→ **Aim of the exercise**:
Search term "name": copy each line of the records that contains it.
Segment Start: Data extracts
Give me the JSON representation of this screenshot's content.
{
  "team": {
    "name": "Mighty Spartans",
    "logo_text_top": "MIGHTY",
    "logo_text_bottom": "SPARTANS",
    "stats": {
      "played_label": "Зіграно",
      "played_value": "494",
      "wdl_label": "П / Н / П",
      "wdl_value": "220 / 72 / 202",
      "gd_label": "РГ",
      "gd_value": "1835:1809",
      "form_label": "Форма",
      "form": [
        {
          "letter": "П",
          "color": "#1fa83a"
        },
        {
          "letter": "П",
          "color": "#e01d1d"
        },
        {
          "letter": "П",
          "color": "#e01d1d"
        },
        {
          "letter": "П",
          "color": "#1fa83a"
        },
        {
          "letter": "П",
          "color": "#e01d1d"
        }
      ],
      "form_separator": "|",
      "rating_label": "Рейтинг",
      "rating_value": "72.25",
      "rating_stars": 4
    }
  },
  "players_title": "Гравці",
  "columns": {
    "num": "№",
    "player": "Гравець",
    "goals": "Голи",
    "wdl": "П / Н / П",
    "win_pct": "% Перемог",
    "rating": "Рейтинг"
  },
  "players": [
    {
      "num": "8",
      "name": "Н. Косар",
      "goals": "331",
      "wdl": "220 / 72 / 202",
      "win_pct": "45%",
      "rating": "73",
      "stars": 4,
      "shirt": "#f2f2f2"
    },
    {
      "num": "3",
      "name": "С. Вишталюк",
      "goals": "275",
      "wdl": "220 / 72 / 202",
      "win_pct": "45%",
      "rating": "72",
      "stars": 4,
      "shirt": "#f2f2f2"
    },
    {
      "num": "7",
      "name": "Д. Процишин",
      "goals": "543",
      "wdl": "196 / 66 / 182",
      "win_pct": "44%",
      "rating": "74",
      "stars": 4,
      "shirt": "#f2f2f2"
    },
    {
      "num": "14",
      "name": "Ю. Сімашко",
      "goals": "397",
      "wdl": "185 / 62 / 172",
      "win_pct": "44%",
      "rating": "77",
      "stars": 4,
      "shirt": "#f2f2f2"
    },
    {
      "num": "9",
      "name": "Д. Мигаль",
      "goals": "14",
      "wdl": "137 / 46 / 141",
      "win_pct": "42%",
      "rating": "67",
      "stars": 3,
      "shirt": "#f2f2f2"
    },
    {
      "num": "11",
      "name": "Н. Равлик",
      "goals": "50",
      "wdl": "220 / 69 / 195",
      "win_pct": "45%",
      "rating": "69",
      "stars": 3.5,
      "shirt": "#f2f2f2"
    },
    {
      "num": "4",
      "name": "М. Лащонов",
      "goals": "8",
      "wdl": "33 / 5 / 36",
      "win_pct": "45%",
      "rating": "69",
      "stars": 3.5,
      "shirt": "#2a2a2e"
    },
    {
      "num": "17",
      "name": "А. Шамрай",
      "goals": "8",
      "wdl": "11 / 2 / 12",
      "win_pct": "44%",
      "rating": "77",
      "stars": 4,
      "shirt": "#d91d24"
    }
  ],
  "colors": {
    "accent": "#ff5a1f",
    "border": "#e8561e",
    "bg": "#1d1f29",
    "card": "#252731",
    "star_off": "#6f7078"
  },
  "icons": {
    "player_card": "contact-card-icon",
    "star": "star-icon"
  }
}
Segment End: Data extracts
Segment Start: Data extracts
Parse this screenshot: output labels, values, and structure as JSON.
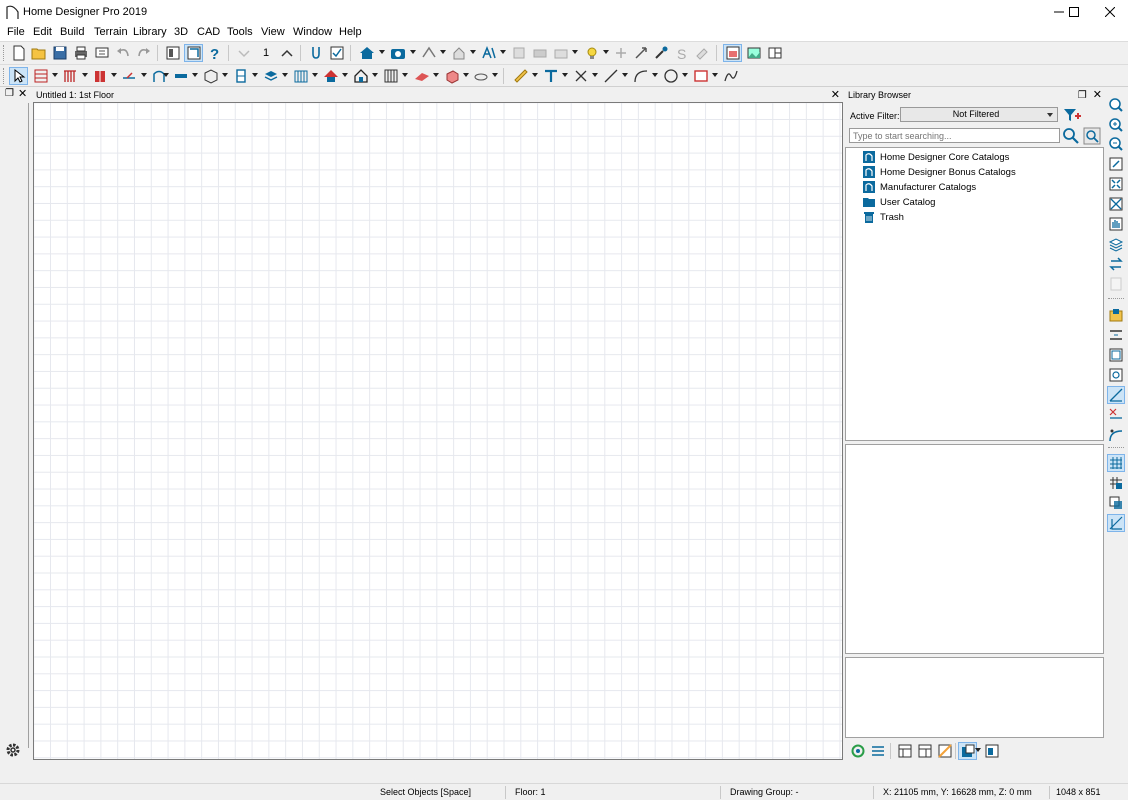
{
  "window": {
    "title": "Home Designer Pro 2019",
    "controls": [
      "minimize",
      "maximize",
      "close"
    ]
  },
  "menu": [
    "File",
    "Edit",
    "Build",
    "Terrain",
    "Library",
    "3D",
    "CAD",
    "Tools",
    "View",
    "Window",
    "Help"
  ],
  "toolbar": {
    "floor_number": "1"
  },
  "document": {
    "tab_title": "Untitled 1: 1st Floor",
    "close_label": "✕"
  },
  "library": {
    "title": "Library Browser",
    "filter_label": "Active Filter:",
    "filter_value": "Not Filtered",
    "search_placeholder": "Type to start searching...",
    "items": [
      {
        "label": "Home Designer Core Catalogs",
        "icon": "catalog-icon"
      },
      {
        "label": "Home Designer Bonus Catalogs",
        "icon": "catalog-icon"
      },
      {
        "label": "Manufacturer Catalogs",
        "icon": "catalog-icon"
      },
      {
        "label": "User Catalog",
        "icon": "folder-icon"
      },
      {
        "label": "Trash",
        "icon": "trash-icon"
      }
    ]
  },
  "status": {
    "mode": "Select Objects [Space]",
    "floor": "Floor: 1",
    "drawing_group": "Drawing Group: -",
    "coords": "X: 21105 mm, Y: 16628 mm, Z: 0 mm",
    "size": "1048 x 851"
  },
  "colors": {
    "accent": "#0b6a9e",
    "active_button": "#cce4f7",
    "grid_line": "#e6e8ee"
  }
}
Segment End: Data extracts
→ **Written solution**:
    "name": "Mighty Spartans",
      "name": "Н. Косар",
      "name": "С. Вишталюк",
      "name": "Д. Процишин",
      "name": "Ю. Сімашко",
      "name": "Д. Мигаль",
      "name": "Н. Равлик",
      "name": "М. Лащонов",
      "name": "А. Шамрай",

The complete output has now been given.